I didn’t expect negative pressure from big financial service players and banks, but I did fear, in the early days, that as we were gaining traction, some of the big high street banks, with very deep pockets, might see what we were doing think this is a great idea and just blow us out of the water because they would be able to offer it free of charge. However, it just didn’t happen.
A few times some of those big names did come to speak to us about either the possibility of us building something for them or partnering with them in some way, but those didn’t go ahead. We effectively created a new market, which has shifted over time and there are more players in the space, particularly in the UK. We need to make sure we continue to stay relevant and keep our leadership position. My favourite stat is that one in five children in the UK between the ages of 10 and 12 have got a GoHenry card.
How did you find the experience of hiring the right people to grow and scale the business?
I think for any business, the hiring process and the people you pick to join the team are a critical part of whether you’re successful or not. One of the things I learned, many, many years ago is not to be scared of hiring people that are better than you or know more than you. I think what that does is put a requirement on to me as a leader to let them do their thing. If you hire somebody who’s incredibly skilled or an expert in a particular area, the worst thing you can possibly do is try and micromanage them. You need to give them the sight of the goals that you’re working towards, but then get out of their way and let them let them deliver.
Around five or six years ago, we were growing incredibly quickly, and we hired over 200 people within a very short timeframe. I realised I’d become a roadblock, not because I was deliberately getting in people’s way and stopping their expertise, but because so much of what we did and why we did things was in my head or buried on my laptop somewhere. That was creating a risk for the business and stopping us from growing as quickly as we could.
So, I started a campaign across the business, to identify what we call ‘single points of failure.’ Rather embarrassingly, I appeared in it quite a lot. We spent more than six months making sure that we disseminated the knowledge around the business, that responsibilities were clearly delegated, and that more than one person knew how to do things or where things were. That’s a discipline that we’ve maintained today because it’s a way to make sure that your business is as resilient as it possibly can be, but it also means no one individual has a roadblock.

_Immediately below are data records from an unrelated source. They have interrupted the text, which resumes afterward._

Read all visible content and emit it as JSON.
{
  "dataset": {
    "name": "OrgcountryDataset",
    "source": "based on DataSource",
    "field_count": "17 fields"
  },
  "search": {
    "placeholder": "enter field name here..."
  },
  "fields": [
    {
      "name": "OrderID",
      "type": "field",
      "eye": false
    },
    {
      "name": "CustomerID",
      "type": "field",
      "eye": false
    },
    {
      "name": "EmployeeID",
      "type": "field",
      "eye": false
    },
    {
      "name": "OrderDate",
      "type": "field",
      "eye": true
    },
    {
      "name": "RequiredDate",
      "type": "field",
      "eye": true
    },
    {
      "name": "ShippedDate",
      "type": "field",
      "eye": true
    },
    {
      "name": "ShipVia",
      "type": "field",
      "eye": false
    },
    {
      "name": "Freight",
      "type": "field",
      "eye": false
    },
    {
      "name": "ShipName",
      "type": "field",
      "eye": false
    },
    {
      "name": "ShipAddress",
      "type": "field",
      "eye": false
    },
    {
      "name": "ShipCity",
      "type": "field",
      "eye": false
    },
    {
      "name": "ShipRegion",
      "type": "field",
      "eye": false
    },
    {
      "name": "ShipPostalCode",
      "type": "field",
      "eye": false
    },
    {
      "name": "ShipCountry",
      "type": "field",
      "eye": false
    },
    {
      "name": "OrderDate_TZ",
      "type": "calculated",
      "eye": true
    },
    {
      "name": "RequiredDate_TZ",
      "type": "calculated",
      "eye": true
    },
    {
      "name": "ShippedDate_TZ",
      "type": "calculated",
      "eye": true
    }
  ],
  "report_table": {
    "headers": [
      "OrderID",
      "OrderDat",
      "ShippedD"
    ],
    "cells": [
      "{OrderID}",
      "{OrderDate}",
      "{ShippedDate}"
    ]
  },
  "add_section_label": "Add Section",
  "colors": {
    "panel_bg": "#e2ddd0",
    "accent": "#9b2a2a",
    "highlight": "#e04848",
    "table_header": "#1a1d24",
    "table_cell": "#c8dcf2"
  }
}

You’ve been on both sides of an acquisition – when you acquired Pixpay in 2022 and were acquired by Acorns in 2023. Do you have any tips for people going through the process?
We acquired Pixpay in July 2022, closed our Series B round in November, and then went through the Acorns acquisition. At one point, they were all happening at the same time, and I don’t think I’ve spoken to so many lawyers in my entire life. We’d join a Zoom or Google Meet call and there would be a sea of lawyers on screen.
My top tip would be to remember why you’re doing it in the first place. Remember why you want to go into this acquisition or this merger or whatever it is because you can get caught up in the due diligence of the conversations between lawyers. Just keep remembering why you want to do this because I think that steers your decisions and your answers, it steers the risks you’re prepared to take, or not take, the whole way through the process.